DTD — 514, and the critical question of the nature of immortality

By Holly Lisle

The writing tonight went well. In fact, all the new front-end material has gone well. It’s much cleaner, sharper, more focused than the material I was getting earlier (the stuff that has been moved toward the middle of the novel.)

Which of course is good.

Over the weekend, though, I addressed something that has been nagging at the back of my mind since I started Dreaming The Dead—specifically, exactly what sort of immortality my immortal characters have, how it works, and what its limitations are.
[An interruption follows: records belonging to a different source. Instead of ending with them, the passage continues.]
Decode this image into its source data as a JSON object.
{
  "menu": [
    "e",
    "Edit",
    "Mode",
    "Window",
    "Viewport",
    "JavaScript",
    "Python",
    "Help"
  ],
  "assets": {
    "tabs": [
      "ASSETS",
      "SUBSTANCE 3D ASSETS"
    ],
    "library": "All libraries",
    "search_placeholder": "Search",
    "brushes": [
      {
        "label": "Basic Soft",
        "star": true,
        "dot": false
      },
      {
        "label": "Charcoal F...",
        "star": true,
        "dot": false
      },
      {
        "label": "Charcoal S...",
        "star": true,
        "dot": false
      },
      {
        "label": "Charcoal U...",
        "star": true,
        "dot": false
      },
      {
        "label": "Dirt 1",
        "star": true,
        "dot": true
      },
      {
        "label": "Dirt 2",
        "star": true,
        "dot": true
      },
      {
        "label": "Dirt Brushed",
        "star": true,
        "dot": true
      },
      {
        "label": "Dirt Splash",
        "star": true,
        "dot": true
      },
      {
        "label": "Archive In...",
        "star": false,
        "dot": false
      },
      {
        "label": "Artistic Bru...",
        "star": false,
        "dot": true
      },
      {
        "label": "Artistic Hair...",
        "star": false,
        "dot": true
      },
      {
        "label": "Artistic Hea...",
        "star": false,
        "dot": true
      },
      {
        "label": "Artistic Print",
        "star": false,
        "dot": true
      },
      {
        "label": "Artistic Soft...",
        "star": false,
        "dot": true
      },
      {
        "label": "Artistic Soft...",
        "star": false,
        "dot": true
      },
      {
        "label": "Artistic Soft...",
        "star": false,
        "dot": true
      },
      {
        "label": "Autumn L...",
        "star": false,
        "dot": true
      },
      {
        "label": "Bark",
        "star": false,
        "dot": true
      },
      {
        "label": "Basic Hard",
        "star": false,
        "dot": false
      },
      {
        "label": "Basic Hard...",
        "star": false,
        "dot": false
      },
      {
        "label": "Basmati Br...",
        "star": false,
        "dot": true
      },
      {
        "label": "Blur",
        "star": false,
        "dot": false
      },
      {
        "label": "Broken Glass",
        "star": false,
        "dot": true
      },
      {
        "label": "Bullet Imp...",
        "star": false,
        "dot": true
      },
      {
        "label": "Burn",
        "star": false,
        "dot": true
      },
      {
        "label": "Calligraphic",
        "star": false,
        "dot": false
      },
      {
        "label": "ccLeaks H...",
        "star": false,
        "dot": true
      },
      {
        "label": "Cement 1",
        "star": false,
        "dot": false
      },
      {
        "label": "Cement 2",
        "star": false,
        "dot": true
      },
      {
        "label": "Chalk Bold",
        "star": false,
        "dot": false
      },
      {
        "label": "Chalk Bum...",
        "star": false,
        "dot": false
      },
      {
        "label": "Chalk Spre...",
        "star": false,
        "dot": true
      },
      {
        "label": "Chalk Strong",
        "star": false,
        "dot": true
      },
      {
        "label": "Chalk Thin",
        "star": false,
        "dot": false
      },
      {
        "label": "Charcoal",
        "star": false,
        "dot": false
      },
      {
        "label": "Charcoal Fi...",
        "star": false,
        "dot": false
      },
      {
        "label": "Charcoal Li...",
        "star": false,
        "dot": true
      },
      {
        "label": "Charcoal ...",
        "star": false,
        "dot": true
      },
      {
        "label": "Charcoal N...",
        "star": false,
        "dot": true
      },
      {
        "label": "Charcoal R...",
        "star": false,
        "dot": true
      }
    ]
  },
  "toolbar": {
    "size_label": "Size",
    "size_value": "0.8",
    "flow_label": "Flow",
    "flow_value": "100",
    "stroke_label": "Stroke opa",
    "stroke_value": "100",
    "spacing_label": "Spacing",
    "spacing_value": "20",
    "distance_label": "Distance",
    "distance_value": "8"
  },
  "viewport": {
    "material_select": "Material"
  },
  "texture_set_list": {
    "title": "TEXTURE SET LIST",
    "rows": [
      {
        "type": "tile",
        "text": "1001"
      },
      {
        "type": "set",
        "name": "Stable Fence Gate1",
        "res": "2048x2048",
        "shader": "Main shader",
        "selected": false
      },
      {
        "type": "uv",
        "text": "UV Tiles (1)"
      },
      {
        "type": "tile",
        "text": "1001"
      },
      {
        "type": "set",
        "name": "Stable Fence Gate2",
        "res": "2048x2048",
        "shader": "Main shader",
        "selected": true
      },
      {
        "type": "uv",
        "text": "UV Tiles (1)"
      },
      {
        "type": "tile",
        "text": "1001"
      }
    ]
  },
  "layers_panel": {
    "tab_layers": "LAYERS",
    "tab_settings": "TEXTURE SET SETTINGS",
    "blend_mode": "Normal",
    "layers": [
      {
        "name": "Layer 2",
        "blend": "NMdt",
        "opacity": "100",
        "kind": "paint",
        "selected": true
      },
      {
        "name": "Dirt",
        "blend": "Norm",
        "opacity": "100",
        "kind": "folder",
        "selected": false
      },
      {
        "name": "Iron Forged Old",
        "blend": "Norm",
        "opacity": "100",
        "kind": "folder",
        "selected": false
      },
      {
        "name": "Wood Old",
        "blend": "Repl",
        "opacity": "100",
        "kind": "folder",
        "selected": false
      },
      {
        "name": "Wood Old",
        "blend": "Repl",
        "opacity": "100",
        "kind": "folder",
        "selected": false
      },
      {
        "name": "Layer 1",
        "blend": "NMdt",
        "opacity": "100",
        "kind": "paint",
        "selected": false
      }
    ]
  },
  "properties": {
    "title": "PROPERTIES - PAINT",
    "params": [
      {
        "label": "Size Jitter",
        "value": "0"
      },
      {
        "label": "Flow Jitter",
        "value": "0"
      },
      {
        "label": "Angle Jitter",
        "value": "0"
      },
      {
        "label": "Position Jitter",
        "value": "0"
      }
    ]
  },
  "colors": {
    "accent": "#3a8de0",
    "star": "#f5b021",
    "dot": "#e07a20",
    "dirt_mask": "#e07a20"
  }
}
Initially, I’d been pretty broad in how I allowed my immortality to work. One guy lost a head and, because he had plenty of fuel (other folks’ dead bodies) to draw from, grew another one and got up and walked away from the site of his own near death.

That’s broad. That’s a superpower.

And I’d promised myself that, because of the nature of the story I’m telling, I would not permit any superpowers. Immortality does not mean invulnerability…and over the weekend, I spent a lot of time running through my head the previous superpower-type immortality of some of my characters, versus the much more fragile immortality of someone who can live forever if he doesn’t get hit by a bus.

Decide that my folks can heal quickly from most wounds—if they can put pressure on the bleeding, they have high-quality cellular regeneration. Could grow a lopped-off fingertip back in an hour or two, a hand in a week if they could rest. They have better-than-average immunity to diseases—again, at the cellular level, they’re fine-tuned.

But much, of the first part of what I wrote is now not going to make the cut. Out of the 34K words I’ve written, I know the first 3K are solid, and I can probably salvage some from the later portions, but I’m not looking at a light rewrite to update anymore. I’m looking at major cuts. At best I figure my real current wordcount is around 15K. I woudn’t be surprised if it turns out to be lower than 10K.

But I’m going to continue to work the plan here. Write the new scenes, then figure out what I have to cut and rewrite in the existing scenes, just making notes on it for the revision, and then move on to the next new material.

Funny thing is, I’m not the least disheartened by losing all those words I’m going to lose. I figured out how to make the book better, figured out what was bothering me, and figured out how to fix it over the weekend. So it was a damn good weekend for me.

How are your words coming?

Contents¬†© Holly Lisle. https://hollylisle.com All Rights Reserved